**PROBLEM STATEMENT**
Return the material unaltered, line by line.

**DATA SHOWN**
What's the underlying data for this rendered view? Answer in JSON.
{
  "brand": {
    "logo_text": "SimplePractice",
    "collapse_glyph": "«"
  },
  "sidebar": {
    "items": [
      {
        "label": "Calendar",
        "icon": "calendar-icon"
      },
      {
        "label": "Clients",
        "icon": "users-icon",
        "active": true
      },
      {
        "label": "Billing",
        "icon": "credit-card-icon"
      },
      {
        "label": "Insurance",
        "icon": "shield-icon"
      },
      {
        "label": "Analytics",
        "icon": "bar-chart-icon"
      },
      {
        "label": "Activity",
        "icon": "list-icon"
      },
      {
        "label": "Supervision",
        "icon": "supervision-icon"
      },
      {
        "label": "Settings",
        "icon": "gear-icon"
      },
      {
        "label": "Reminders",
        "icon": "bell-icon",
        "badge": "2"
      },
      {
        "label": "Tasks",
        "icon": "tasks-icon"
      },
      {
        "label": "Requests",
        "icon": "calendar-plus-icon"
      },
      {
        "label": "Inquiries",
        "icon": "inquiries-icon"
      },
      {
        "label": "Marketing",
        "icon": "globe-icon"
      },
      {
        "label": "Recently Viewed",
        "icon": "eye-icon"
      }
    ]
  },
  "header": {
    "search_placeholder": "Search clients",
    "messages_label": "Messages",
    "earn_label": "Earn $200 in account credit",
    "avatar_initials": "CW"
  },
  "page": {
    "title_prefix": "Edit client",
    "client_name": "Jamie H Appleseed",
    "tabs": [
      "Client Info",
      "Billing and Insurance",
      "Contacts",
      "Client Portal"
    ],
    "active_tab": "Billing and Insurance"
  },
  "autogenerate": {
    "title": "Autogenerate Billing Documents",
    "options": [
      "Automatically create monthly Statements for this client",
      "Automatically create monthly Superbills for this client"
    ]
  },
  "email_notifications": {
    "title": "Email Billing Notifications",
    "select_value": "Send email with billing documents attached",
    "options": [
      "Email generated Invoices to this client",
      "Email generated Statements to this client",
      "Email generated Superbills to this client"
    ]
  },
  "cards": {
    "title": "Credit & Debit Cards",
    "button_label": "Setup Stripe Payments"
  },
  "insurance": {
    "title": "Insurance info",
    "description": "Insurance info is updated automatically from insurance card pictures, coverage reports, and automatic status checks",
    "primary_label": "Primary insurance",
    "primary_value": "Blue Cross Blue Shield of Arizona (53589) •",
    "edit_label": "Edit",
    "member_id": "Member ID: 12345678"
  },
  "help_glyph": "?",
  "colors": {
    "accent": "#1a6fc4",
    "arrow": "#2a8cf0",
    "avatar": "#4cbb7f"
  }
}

**FINISHED TASK**
What's the underlying data for this rendered view? Answer in JSON.
{
  "brand": {
    "logo_text": "SimplePractice",
    "collapse_glyph": "«"
  },
  "sidebar": {
    "items": [
      {
        "label": "Calendar",
        "icon": "calendar-icon"
      },
      {
        "label": "Clients",
        "icon": "users-icon",
        "active": true
      },
      {
        "label": "Billing",
        "icon": "credit-card-icon"
      },
      {
        "label": "Insurance",
        "icon": "shield-icon"
      },
      {
        "label": "Analytics",
        "icon": "bar-chart-icon"
      },
      {
        "label": "Activity",
        "icon": "list-icon"
      },
      {
        "label": "Supervision",
        "icon": "supervision-icon"
      },
      {
        "label": "Settings",
        "icon": "gear-icon"
      },
      {
        "label": "Reminders",
        "icon": "bell-icon",
        "badge": "2"
      },
      {
        "label": "Tasks",
        "icon": "tasks-icon"
      },
      {
        "label": "Requests",
        "icon": "calendar-plus-icon"
      },
      {
        "label": "Inquiries",
        "icon": "inquiries-icon"
      },
      {
        "label": "Marketing",
        "icon": "globe-icon"
      },
      {
        "label": "Recently Viewed",
        "icon": "eye-icon"
      }
    ]
  },
  "header": {
    "search_placeholder": "Search clients",
    "messages_label": "Messages",
    "earn_label": "Earn $200 in account credit",
    "avatar_initials": "CW"
  },
  "page": {
    "title_prefix": "Edit client",
    "client_name": "Jamie H Appleseed",
    "tabs": [
      "Client Info",
      "Billing and Insurance",
      "Contacts",
      "Client Portal"
    ],
    "active_tab": "Billing and Insurance"
  },
  "autogenerate": {
    "title": "Autogenerate Billing Documents",
    "options": [
      "Automatically create monthly Statements for this client",
      "Automatically create monthly Superbills for this client"
    ]
  },
  "email_notifications": {
    "title": "Email Billing Notifications",
    "select_value": "Send email with billing documents attached",
    "options": [
      "Email generated Invoices to this client",
      "Email generated Statements to this client",
      "Email generated Superbills to this client"
    ]
  },
  "cards": {
    "title": "Credit & Debit Cards",
    "button_label": "Setup Stripe Payments"
  },
  "insurance": {
    "title": "Insurance info",
    "description": "Insurance info is updated automatically from insurance card pictures, coverage reports, and automatic status checks",
    "primary_label": "Primary insurance",
    "primary_value": "Blue Cross Blue Shield of Arizona (53589) •",
    "edit_label": "Edit",
    "member_id": "Member ID: 12345678"
  },
  "help_glyph": "?",
  "colors": {
    "accent": "#1a6fc4",
    "arrow": "#2a8cf0",
    "avatar": "#4cbb7f"
  }
}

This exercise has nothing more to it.